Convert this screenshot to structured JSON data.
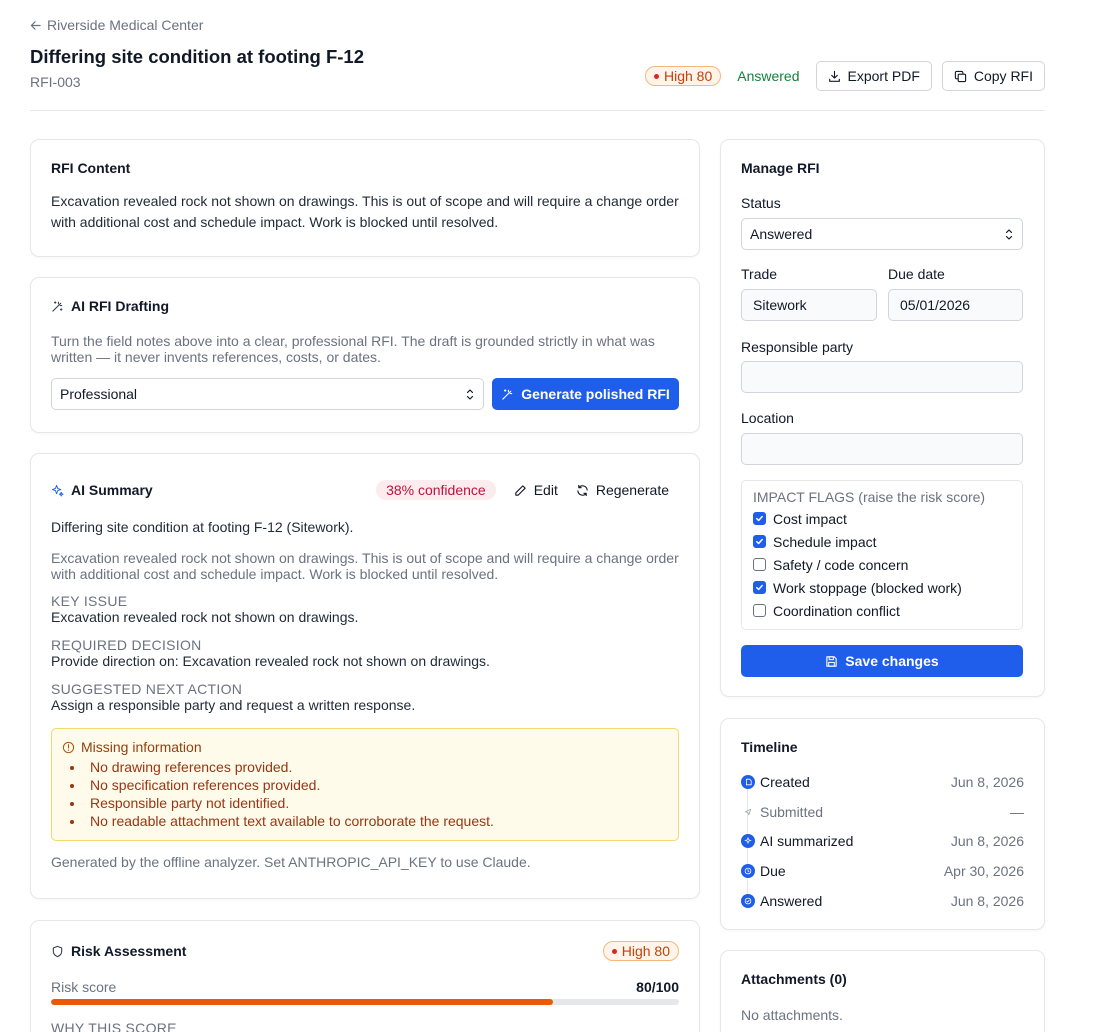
{
  "header": {
    "back_label": "Riverside Medical Center",
    "title": "Differing site condition at footing F-12",
    "rfi_id": "RFI-003",
    "risk_badge": "High 80",
    "status": "Answered",
    "export_label": "Export PDF",
    "copy_label": "Copy RFI"
  },
  "content_card": {
    "title": "RFI Content",
    "text": "Excavation revealed rock not shown on drawings. This is out of scope and will require a change order with additional cost and schedule impact. Work is blocked until resolved."
  },
  "drafting_card": {
    "title": "AI RFI Drafting",
    "description": "Turn the field notes above into a clear, professional RFI. The draft is grounded strictly in what was written — it never invents references, costs, or dates.",
    "tone_selected": "Professional",
    "generate_label": "Generate polished RFI"
  },
  "summary_card": {
    "title": "AI Summary",
    "confidence": "38% confidence",
    "edit_label": "Edit",
    "regenerate_label": "Regenerate",
    "headline": "Differing site condition at footing F-12 (Sitework).",
    "description": "Excavation revealed rock not shown on drawings. This is out of scope and will require a change order with additional cost and schedule impact. Work is blocked until resolved.",
    "key_issue_label": "KEY ISSUE",
    "key_issue": "Excavation revealed rock not shown on drawings.",
    "required_decision_label": "REQUIRED DECISION",
    "required_decision": "Provide direction on: Excavation revealed rock not shown on drawings.",
    "next_action_label": "SUGGESTED NEXT ACTION",
    "next_action": "Assign a responsible party and request a written response.",
    "missing_title": "Missing information",
    "missing_items": [
      "No drawing references provided.",
      "No specification references provided.",
      "Responsible party not identified.",
      "No readable attachment text available to corroborate the request."
    ],
    "footer": "Generated by the offline analyzer. Set ANTHROPIC_API_KEY to use Claude."
  },
  "risk_card": {
    "title": "Risk Assessment",
    "badge": "High 80",
    "score_label": "Risk score",
    "score_text": "80/100",
    "score_fraction": 0.8,
    "why_label": "WHY THIS SCORE"
  },
  "manage": {
    "title": "Manage RFI",
    "status_label": "Status",
    "status_value": "Answered",
    "trade_label": "Trade",
    "trade_value": "Sitework",
    "due_label": "Due date",
    "due_value": "05/01/2026",
    "responsible_label": "Responsible party",
    "responsible_value": "",
    "location_label": "Location",
    "location_value": "",
    "flags_title": "IMPACT FLAGS (raise the risk score)",
    "flags": [
      {
        "label": "Cost impact",
        "checked": true
      },
      {
        "label": "Schedule impact",
        "checked": true
      },
      {
        "label": "Safety / code concern",
        "checked": false
      },
      {
        "label": "Work stoppage (blocked work)",
        "checked": true
      },
      {
        "label": "Coordination conflict",
        "checked": false
      }
    ],
    "save_label": "Save changes"
  },
  "timeline": {
    "title": "Timeline",
    "events": [
      {
        "label": "Created",
        "date": "Jun 8, 2026",
        "done": true,
        "icon": "document-icon"
      },
      {
        "label": "Submitted",
        "date": "—",
        "done": false,
        "icon": "send-icon"
      },
      {
        "label": "AI summarized",
        "date": "Jun 8, 2026",
        "done": true,
        "icon": "sparkle-icon"
      },
      {
        "label": "Due",
        "date": "Apr 30, 2026",
        "done": true,
        "icon": "clock-icon"
      },
      {
        "label": "Answered",
        "date": "Jun 8, 2026",
        "done": true,
        "icon": "check-circle-icon"
      }
    ]
  },
  "attachments": {
    "title": "Attachments (0)",
    "empty": "No attachments."
  }
}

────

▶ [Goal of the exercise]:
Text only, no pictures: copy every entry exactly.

▶ [Exercise response]:
Convert this screenshot to structured JSON data.
{
  "header": {
    "back_label": "Riverside Medical Center",
    "title": "Differing site condition at footing F-12",
    "rfi_id": "RFI-003",
    "risk_badge": "High 80",
    "status": "Answered",
    "export_label": "Export PDF",
    "copy_label": "Copy RFI"
  },
  "content_card": {
    "title": "RFI Content",
    "text": "Excavation revealed rock not shown on drawings. This is out of scope and will require a change order with additional cost and schedule impact. Work is blocked until resolved."
  },
  "drafting_card": {
    "title": "AI RFI Drafting",
    "description": "Turn the field notes above into a clear, professional RFI. The draft is grounded strictly in what was written — it never invents references, costs, or dates.",
    "tone_selected": "Professional",
    "generate_label": "Generate polished RFI"
  },
  "summary_card": {
    "title": "AI Summary",
    "confidence": "38% confidence",
    "edit_label": "Edit",
    "regenerate_label": "Regenerate",
    "headline": "Differing site condition at footing F-12 (Sitework).",
    "description": "Excavation revealed rock not shown on drawings. This is out of scope and will require a change order with additional cost and schedule impact. Work is blocked until resolved.",
    "key_issue_label": "KEY ISSUE",
    "key_issue": "Excavation revealed rock not shown on drawings.",
    "required_decision_label": "REQUIRED DECISION",
    "required_decision": "Provide direction on: Excavation revealed rock not shown on drawings.",
    "next_action_label": "SUGGESTED NEXT ACTION",
    "next_action": "Assign a responsible party and request a written response.",
    "missing_title": "Missing information",
    "missing_items": [
      "No drawing references provided.",
      "No specification references provided.",
      "Responsible party not identified.",
      "No readable attachment text available to corroborate the request."
    ],
    "footer": "Generated by the offline analyzer. Set ANTHROPIC_API_KEY to use Claude."
  },
  "risk_card": {
    "title": "Risk Assessment",
    "badge": "High 80",
    "score_label": "Risk score",
    "score_text": "80/100",
    "score_fraction": 0.8,
    "why_label": "WHY THIS SCORE"
  },
  "manage": {
    "title": "Manage RFI",
    "status_label": "Status",
    "status_value": "Answered",
    "trade_label": "Trade",
    "trade_value": "Sitework",
    "due_label": "Due date",
    "due_value": "05/01/2026",
    "responsible_label": "Responsible party",
    "responsible_value": "",
    "location_label": "Location",
    "location_value": "",
    "flags_title": "IMPACT FLAGS (raise the risk score)",
    "flags": [
      {
        "label": "Cost impact",
        "checked": true
      },
      {
        "label": "Schedule impact",
        "checked": true
      },
      {
        "label": "Safety / code concern",
        "checked": false
      },
      {
        "label": "Work stoppage (blocked work)",
        "checked": true
      },
      {
        "label": "Coordination conflict",
        "checked": false
      }
    ],
    "save_label": "Save changes"
  },
  "timeline": {
    "title": "Timeline",
    "events": [
      {
        "label": "Created",
        "date": "Jun 8, 2026",
        "done": true,
        "icon": "document-icon"
      },
      {
        "label": "Submitted",
        "date": "—",
        "done": false,
        "icon": "send-icon"
      },
      {
        "label": "AI summarized",
        "date": "Jun 8, 2026",
        "done": true,
        "icon": "sparkle-icon"
      },
      {
        "label": "Due",
        "date": "Apr 30, 2026",
        "done": true,
        "icon": "clock-icon"
      },
      {
        "label": "Answered",
        "date": "Jun 8, 2026",
        "done": true,
        "icon": "check-circle-icon"
      }
    ]
  },
  "attachments": {
    "title": "Attachments (0)",
    "empty": "No attachments."
  }
}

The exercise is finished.